The City considers crime rates when making budgeting decisions, developing long-term plans, attracting businesses and tourism, and creating services, to name a few.
State and federal agencies use crime data for research, policy development, evaluation, program creation, legislative action, and funding allotment, as well as other processes.
You use crime data, in part, to help you decide where to buy a home, send your children to school, or start a business. (Just be sure look beyond the data; understand what the numbers don’t tell you.)
As your police department, we use crime data to guide our enforcement actions, determine manpower requirements, shape crime reduction efforts, and give you information on how to be safe.
You can find crime date in many places. On this website, you can find:
- Crime data that is updated weekly
- Historical data about violent crimes and property crimes. Charts and data on these pages are great for researchers, journalists, academics, and other people interested in collecting and analyzing crime information.
Two other resources for crime data are the NC State Bureau of Investigation (SBI) and the Federal Bureau of Investigation's Uniform Crime Report.
Each year, the Greensboro Police Department contributes to these reports by providing crime data to the SBI.
Find out about crimes in your neighborhood by using
About Crime Data
Crime data can change from year to year. As some investigations progress, some reports can be unfounded or reclassified to another type of crime. So, when crime data is released in one year, the number of specific incidents for that year may eventually change.
It’s important to consider changes in population when evaluating crime data because raw numbers need to be placed in perspective with the number of people affected by the crimes. To provide a consistent perspective on the extent of crime, offenses are commonly measured in rates per hundred thousand.
|Our crime analysts help make our city safer in four important ways:

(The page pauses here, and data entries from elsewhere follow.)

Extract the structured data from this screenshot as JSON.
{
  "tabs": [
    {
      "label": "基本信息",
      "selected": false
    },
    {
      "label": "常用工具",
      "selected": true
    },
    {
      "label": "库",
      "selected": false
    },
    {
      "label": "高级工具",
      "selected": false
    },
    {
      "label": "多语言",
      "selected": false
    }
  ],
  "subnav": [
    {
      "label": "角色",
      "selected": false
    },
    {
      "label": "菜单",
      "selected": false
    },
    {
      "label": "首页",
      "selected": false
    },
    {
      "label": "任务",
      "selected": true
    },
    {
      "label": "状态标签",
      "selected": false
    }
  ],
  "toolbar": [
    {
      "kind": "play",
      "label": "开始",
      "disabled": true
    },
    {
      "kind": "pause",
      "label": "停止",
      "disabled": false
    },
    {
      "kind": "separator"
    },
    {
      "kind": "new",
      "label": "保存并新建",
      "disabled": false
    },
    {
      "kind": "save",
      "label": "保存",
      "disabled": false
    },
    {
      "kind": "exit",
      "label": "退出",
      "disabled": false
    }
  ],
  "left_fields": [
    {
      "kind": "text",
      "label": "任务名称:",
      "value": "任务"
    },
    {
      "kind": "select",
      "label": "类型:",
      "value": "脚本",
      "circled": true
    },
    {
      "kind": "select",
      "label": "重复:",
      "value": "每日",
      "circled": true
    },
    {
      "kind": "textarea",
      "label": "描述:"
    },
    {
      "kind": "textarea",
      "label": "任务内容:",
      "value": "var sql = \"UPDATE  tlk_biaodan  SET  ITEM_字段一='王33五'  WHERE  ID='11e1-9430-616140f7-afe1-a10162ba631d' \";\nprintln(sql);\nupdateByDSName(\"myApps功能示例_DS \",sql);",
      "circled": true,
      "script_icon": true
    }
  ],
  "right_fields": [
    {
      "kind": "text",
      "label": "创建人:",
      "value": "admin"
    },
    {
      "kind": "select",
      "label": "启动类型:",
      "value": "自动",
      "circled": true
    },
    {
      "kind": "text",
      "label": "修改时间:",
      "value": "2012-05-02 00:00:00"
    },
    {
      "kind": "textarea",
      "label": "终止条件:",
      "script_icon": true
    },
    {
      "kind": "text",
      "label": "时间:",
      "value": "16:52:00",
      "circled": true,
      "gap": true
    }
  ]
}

~ Finding crime series, patterns, trends, and hot spots as they happen
~ Researching and analyzing long-term problems
~ Providing information on demand
~ Developing and linking local intelligence.